Copyright © 1982 by Thomas Nelson, Inc.



English Standard Version

“Blessed are you when others revile you and persecute you and utter all kinds of evil against you falsely on my account. Rejoice and be glad, for your reward is great in heaven, for so they persecuted the prophets who were before you."

Read at Bible Gateway
Read all of Matthew 5

The …

Connect the Testaments: A Daily Devotional

October 1: The Real Reality
Ezekiel 1:1–3:15; Revelation 1:1–20; Job 32:1–10

John and Ezekiel open their prophetic books in a similar fashion—to prepare us for an unexpected view:

 “The revelation of Jesus Christ, which God gave him to show to his slaves the      things which must take place in a short time, and communicated it by sending      it through his angel to his slave John, who testified about the word of God and      the testimony of Jesus Christ, all that he saw. Blessed is the one who reads            aloud and blessed are those who hear the words of the prophecy and observe        the things written in it, because the time is near!” (Rev 1:1–3).

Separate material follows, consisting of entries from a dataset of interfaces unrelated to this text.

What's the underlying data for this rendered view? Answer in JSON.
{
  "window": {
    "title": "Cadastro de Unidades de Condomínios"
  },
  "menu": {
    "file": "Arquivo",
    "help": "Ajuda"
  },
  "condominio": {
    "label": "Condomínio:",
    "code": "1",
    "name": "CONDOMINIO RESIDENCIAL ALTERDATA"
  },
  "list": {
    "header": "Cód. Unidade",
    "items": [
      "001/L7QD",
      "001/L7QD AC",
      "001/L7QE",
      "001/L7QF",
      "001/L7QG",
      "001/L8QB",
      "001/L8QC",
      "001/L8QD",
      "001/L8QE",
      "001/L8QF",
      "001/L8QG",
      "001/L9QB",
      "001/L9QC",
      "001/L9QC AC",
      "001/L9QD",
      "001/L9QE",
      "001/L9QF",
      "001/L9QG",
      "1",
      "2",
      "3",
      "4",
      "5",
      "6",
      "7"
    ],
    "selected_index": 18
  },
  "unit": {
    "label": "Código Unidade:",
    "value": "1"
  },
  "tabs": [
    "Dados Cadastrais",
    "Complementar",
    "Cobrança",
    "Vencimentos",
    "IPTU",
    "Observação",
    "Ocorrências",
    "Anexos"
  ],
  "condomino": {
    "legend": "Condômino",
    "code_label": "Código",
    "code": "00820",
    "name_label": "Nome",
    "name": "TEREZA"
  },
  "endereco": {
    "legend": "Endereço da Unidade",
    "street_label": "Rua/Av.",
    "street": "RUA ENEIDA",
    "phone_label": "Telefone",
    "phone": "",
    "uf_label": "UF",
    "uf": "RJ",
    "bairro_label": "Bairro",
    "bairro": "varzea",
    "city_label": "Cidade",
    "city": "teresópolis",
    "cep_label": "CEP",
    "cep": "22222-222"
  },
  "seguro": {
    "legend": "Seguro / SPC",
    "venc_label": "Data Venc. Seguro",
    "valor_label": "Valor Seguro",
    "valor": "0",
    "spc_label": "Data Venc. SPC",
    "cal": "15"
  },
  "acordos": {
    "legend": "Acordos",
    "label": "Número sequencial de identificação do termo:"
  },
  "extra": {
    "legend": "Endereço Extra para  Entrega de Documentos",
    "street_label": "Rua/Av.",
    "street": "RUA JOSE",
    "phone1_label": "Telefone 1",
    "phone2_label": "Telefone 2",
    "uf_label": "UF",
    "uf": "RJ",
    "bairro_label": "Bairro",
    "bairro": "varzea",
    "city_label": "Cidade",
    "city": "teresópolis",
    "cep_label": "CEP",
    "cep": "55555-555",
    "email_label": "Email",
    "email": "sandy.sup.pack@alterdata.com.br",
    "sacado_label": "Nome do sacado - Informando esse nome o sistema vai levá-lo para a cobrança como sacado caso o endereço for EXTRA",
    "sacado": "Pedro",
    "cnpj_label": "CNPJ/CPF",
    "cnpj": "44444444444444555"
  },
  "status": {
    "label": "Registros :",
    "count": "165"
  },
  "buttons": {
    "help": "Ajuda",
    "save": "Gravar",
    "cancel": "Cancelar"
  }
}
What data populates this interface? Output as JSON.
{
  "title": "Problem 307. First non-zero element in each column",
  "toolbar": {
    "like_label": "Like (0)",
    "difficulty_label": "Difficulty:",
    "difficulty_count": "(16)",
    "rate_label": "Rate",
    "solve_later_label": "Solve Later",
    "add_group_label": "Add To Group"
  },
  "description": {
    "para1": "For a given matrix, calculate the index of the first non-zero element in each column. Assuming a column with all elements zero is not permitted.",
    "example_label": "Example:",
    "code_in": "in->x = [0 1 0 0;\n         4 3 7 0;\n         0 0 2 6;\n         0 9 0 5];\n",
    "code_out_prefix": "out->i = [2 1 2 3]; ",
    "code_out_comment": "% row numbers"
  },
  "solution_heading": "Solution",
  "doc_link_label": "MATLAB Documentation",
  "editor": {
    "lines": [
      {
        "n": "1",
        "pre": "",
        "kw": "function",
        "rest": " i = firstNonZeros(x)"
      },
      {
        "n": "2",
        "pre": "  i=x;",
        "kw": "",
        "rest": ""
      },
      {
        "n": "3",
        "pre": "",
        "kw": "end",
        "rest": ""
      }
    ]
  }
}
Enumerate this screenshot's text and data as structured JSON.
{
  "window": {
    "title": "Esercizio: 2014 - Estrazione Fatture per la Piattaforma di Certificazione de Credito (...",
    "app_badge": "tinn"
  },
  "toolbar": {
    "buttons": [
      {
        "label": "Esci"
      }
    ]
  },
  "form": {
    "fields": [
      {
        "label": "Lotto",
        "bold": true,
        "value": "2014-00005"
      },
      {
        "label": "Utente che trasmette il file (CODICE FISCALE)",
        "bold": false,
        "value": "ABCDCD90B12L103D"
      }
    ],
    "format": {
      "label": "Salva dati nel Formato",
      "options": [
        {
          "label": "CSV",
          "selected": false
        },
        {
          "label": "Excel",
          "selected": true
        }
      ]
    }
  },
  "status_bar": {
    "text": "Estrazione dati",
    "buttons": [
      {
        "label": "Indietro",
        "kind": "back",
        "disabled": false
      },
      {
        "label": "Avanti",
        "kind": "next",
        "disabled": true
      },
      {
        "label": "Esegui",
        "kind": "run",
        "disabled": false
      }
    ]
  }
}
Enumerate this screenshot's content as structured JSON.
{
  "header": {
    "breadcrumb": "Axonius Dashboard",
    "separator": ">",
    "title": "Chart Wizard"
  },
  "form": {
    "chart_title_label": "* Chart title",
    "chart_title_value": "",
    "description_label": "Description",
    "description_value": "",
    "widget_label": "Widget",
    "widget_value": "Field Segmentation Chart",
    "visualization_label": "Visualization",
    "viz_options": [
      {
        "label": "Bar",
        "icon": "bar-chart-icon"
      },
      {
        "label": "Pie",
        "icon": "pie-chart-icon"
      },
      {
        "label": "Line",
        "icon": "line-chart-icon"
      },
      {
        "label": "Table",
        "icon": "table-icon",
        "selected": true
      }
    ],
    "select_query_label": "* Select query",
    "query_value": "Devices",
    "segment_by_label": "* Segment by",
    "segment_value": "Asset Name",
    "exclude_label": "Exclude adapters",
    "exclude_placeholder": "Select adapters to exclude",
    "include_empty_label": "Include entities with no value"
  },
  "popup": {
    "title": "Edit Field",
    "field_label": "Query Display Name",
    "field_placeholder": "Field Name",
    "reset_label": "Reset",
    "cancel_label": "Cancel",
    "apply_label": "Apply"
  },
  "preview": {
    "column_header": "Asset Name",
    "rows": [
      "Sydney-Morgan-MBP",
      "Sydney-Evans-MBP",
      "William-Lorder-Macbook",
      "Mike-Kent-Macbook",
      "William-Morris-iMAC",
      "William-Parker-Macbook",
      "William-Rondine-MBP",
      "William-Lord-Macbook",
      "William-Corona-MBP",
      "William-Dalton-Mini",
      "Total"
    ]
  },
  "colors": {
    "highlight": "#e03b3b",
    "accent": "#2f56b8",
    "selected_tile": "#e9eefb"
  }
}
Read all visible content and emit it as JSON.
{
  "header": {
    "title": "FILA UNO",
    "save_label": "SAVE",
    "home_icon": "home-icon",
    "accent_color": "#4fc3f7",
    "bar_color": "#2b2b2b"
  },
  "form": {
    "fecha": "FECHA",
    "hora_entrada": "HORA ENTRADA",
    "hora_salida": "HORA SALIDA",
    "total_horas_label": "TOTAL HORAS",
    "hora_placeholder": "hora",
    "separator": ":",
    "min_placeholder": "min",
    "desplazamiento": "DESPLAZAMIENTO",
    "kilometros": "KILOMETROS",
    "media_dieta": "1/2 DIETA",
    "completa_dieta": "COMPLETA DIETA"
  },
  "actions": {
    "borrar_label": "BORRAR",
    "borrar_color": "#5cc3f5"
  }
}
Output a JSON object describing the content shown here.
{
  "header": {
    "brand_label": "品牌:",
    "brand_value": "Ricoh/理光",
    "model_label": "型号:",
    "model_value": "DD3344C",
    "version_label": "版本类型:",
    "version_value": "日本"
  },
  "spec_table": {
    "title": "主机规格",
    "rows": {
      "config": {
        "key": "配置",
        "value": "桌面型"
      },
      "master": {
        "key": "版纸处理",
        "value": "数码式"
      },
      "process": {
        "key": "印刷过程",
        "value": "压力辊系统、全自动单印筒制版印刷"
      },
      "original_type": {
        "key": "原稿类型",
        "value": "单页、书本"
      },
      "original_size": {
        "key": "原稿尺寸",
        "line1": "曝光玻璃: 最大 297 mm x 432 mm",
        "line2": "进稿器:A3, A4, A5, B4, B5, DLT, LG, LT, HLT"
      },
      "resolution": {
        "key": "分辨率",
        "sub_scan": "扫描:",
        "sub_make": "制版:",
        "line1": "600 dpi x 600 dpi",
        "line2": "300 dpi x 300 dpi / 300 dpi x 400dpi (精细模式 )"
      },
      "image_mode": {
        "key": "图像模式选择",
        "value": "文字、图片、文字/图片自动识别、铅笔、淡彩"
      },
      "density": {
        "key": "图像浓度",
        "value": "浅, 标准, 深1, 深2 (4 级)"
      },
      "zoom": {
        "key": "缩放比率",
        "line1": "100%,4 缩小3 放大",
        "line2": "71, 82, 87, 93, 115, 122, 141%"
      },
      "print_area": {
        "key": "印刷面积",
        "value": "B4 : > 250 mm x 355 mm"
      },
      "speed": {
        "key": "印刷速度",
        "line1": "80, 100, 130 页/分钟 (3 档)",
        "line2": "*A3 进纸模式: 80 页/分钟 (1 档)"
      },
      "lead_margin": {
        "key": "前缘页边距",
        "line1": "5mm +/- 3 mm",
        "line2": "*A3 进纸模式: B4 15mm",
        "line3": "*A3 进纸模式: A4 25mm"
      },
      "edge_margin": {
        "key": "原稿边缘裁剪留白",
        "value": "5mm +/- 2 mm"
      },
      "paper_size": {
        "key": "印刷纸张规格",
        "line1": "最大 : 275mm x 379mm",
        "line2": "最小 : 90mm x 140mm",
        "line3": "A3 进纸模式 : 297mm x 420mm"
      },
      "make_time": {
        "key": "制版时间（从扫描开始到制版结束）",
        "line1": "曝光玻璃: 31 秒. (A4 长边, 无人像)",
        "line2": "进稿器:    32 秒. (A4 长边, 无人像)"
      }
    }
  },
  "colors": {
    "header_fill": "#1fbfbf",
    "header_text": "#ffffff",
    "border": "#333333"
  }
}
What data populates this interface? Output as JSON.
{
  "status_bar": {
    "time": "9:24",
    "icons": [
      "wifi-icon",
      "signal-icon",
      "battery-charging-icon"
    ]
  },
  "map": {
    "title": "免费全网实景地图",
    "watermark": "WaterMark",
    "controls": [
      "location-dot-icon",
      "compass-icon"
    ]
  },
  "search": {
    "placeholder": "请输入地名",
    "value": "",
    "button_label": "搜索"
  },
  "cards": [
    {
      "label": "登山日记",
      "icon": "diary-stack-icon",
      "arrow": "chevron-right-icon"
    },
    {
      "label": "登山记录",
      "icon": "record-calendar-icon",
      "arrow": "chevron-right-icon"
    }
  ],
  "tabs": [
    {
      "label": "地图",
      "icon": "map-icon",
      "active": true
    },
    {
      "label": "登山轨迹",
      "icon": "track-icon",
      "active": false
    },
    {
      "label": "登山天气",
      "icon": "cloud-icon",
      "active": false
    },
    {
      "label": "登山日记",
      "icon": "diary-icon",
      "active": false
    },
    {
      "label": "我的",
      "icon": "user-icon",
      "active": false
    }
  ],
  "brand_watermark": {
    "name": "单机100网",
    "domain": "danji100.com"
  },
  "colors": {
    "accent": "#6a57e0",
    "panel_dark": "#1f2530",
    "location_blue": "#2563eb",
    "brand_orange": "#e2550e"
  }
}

“And it was in the thirtieth year, in the fourth month, on the fifth day of the month, and I was in the midst of the exiles by the Kebar River. The heavens were opened, and I saw visions of God. On the fifth day of the month—it was the fifth year of the exile of the king Jehoiachin—the word of Yahweh came clearly to Ezekiel the son o…